We didn't have any records of Lata Mangeskar at home in the 80s, but cassettes there were aplenty. I heard them incessantly on our PERK cassette-player. I would 'Rewind' the songs so many times to learn the lyrics, sometimes only for split seconds to get this or that detail right, that it was a miracle the button didn't go bust.
The Lata cassette that I listened to the most was of her Bangla 'adhunik', non-playback songs. It had the face of an impossibly young singer, with the trademark saree wrapped around her like a shawl and red bindi on her forehead. Side A began with 'akash pradip jwale', side B with 'Tiger Hill'. I simply can't recall a favourite; I loved them all with the kind of jealous, possessive love that only pre-pubescents/early teens are capable of. But I can list the names of songs they had - a shortened list, though - when I bought a second cassette of the same collection a couple of years later, after losing the first.
It was a poor replacement: the songs were less, the picture on the cover was different, and it looked too new. Without the smudge of my fingers on the glass and the stain of dust clinging to its humid surface, it also felt alien. More so because we had already transitioned to a BPL cassette-cum-record player - a double-decker - where I could record my favorite songs simultaneously while listening to them. The new cassettes I bought, I listened to with great excitement in it, but the old ones just didn't feel right.
A few years later, I would use the device compulsively to create my own collections of solos and duets, and send them to a gentleman I missed terribly, living far away. I also sent him common favourites of ours - ABHIMAAN being one of them.
It had struck me while watching the film on TV a couple of years before, that ABHIMAAN was the only film (I knew of) where Lata had sung for a singer-character. The story was actually a spin-off on the life of Ravi Shankar and Annapurna Devi; but Jaya Bhaduri's Uma, similarly wrapped in a saree, with a big bindi on her forehead (which is itself the subject of one of the most beautiful songs in the film), became for me the closest I could get to a fictionalized version of the legendary singer.

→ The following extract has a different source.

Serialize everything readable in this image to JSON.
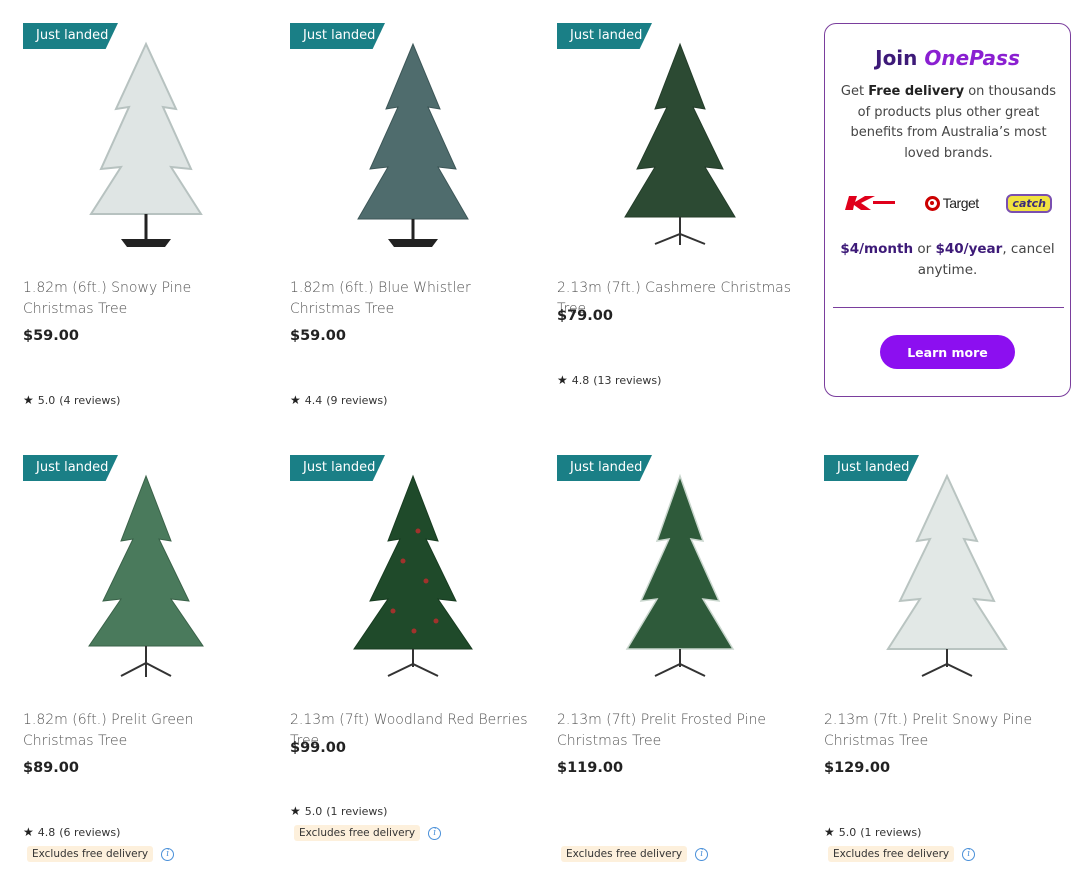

During the same college years, I had made some mental notes, comparing a Hindi film song and an English poem I loved -- the 17th century carpe diem classic, 'To His Coymistress' by Andrew Marvell and the Lata solo, 'Lag ja gale, ke phir yeh haseen raat ho na ho'.
The song is a coy invitation to love, in which the lovers maintain social distance for most of the song (while the beloved is all sighs and tears) and come together for a rather diffident embrace only at the end. But forget the "picturization" for a moment. (The actors are, in any case, not my favourites). The point is: the beloved is urging the lover to make the most of the beautiful night, but seducing with elegance (as only Sadhana can). It struck me how controlled that articulation is, compared to the testosterone-charged urgency of the lover in Marvell's poem, who invokes the inevitability of decay and death (the macabre aspect of it especially) to drive his point home.
More than two decades later, in my mid-40s, while listening to the songs of GUIDE, I realized that 'Aaj phir jeene ki tamanna hain, aaj phir marne ka irada hain' is perhaps the only play-back song of Lata's (once again, that I know of, in Hindi or Bangla) where she is celebrating a moment of liberation in a woman's life. Waheeda Rahman's Rosy looked charmingly giddy in her new-found freedom, while lip-syncing it. This song is actually not my favourite in the film; the brooding Rafi numbers expressing disillusionment and betrayal in love are far more powerful in composition. But one can't deny the effervescence of the song.
I am familiar with only a few hundred of the many thousands of songs that Lata sang over eight decades. And today, I could recall only a few dozen. Of them, an overwhelming majority are love songs. Even leaving aside the duets with Kishore, Rafi and Mukesh, and the many songs with both male and female versions, her solos have mostly to do with love -- being happy or fearless in it (‘pyar kiya to darna kya’); feeling grateful for it (‘aap ki nazron ne samjha’); waiting for or missing the lover (‘rulake gaya sapna mera’, ‘tarap yeh din raat ki’); mourning the loss of a possibility (‘chalte chalte yuh hi koyi mil gaya tha’); to give just a few random examples.
The songs speak to me in new ways as I grow older. I have never tired of them. I never will.
I can't attach photos & videos together in a single post. One video cancels out all the rest. Hence I settled for images for the songs I've mentioned. Very frustrated about that...